◆ Your goal ◆
Return the records below character for character.

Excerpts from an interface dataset

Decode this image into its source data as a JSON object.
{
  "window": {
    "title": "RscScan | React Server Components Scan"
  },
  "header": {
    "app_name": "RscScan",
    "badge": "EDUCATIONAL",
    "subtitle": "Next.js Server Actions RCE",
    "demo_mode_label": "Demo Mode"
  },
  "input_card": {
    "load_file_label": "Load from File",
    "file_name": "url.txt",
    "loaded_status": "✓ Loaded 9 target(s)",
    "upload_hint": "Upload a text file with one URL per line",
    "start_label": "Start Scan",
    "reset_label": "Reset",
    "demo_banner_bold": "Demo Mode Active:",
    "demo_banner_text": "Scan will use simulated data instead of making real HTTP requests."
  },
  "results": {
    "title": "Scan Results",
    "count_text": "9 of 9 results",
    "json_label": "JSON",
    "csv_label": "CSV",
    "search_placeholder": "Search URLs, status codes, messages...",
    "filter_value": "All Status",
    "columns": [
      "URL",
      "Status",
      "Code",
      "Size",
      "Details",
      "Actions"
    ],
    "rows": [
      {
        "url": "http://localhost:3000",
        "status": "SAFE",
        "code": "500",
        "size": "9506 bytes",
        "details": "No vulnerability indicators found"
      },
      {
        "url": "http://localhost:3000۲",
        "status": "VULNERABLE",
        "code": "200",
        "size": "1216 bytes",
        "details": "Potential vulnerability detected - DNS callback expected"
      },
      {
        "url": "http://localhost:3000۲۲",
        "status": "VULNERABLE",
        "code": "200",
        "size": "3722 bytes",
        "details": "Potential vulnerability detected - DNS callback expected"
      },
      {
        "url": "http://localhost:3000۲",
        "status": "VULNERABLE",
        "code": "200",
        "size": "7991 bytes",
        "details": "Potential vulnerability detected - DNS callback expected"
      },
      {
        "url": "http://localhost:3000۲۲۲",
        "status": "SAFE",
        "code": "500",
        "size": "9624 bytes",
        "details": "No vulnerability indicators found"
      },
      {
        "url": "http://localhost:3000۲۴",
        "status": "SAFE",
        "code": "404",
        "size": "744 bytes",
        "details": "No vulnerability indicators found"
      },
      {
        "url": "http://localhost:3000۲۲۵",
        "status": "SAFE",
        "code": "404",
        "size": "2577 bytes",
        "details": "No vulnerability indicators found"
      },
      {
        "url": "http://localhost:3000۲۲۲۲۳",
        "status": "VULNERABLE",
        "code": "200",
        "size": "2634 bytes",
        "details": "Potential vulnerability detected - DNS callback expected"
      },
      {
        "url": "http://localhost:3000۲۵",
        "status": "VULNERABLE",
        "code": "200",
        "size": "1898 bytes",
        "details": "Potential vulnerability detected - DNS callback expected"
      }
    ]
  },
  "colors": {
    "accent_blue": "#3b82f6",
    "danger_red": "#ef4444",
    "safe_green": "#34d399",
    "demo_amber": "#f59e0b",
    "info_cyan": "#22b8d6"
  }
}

◆ Reply to the exercise ◆
Decode this image into its source data as a JSON object.
{
  "window": {
    "title": "RscScan | React Server Components Scan"
  },
  "header": {
    "app_name": "RscScan",
    "badge": "EDUCATIONAL",
    "subtitle": "Next.js Server Actions RCE",
    "demo_mode_label": "Demo Mode"
  },
  "input_card": {
    "load_file_label": "Load from File",
    "file_name": "url.txt",
    "loaded_status": "✓ Loaded 9 target(s)",
    "upload_hint": "Upload a text file with one URL per line",
    "start_label": "Start Scan",
    "reset_label": "Reset",
    "demo_banner_bold": "Demo Mode Active:",
    "demo_banner_text": "Scan will use simulated data instead of making real HTTP requests."
  },
  "results": {
    "title": "Scan Results",
    "count_text": "9 of 9 results",
    "json_label": "JSON",
    "csv_label": "CSV",
    "search_placeholder": "Search URLs, status codes, messages...",
    "filter_value": "All Status",
    "columns": [
      "URL",
      "Status",
      "Code",
      "Size",
      "Details",
      "Actions"
    ],
    "rows": [
      {
        "url": "http://localhost:3000",
        "status": "SAFE",
        "code": "500",
        "size": "9506 bytes",
        "details": "No vulnerability indicators found"
      },
      {
        "url": "http://localhost:3000۲",
        "status": "VULNERABLE",
        "code": "200",
        "size": "1216 bytes",
        "details": "Potential vulnerability detected - DNS callback expected"
      },
      {
        "url": "http://localhost:3000۲۲",
        "status": "VULNERABLE",
        "code": "200",
        "size": "3722 bytes",
        "details": "Potential vulnerability detected - DNS callback expected"
      },
      {
        "url": "http://localhost:3000۲",
        "status": "VULNERABLE",
        "code": "200",
        "size": "7991 bytes",
        "details": "Potential vulnerability detected - DNS callback expected"
      },
      {
        "url": "http://localhost:3000۲۲۲",
        "status": "SAFE",
        "code": "500",
        "size": "9624 bytes",
        "details": "No vulnerability indicators found"
      },
      {
        "url": "http://localhost:3000۲۴",
        "status": "SAFE",
        "code": "404",
        "size": "744 bytes",
        "details": "No vulnerability indicators found"
      },
      {
        "url": "http://localhost:3000۲۲۵",
        "status": "SAFE",
        "code": "404",
        "size": "2577 bytes",
        "details": "No vulnerability indicators found"
      },
      {
        "url": "http://localhost:3000۲۲۲۲۳",
        "status": "VULNERABLE",
        "code": "200",
        "size": "2634 bytes",
        "details": "Potential vulnerability detected - DNS callback expected"
      },
      {
        "url": "http://localhost:3000۲۵",
        "status": "VULNERABLE",
        "code": "200",
        "size": "1898 bytes",
        "details": "Potential vulnerability detected - DNS callback expected"
      }
    ]
  },
  "colors": {
    "accent_blue": "#3b82f6",
    "danger_red": "#ef4444",
    "safe_green": "#34d399",
    "demo_amber": "#f59e0b",
    "info_cyan": "#22b8d6"
  }
}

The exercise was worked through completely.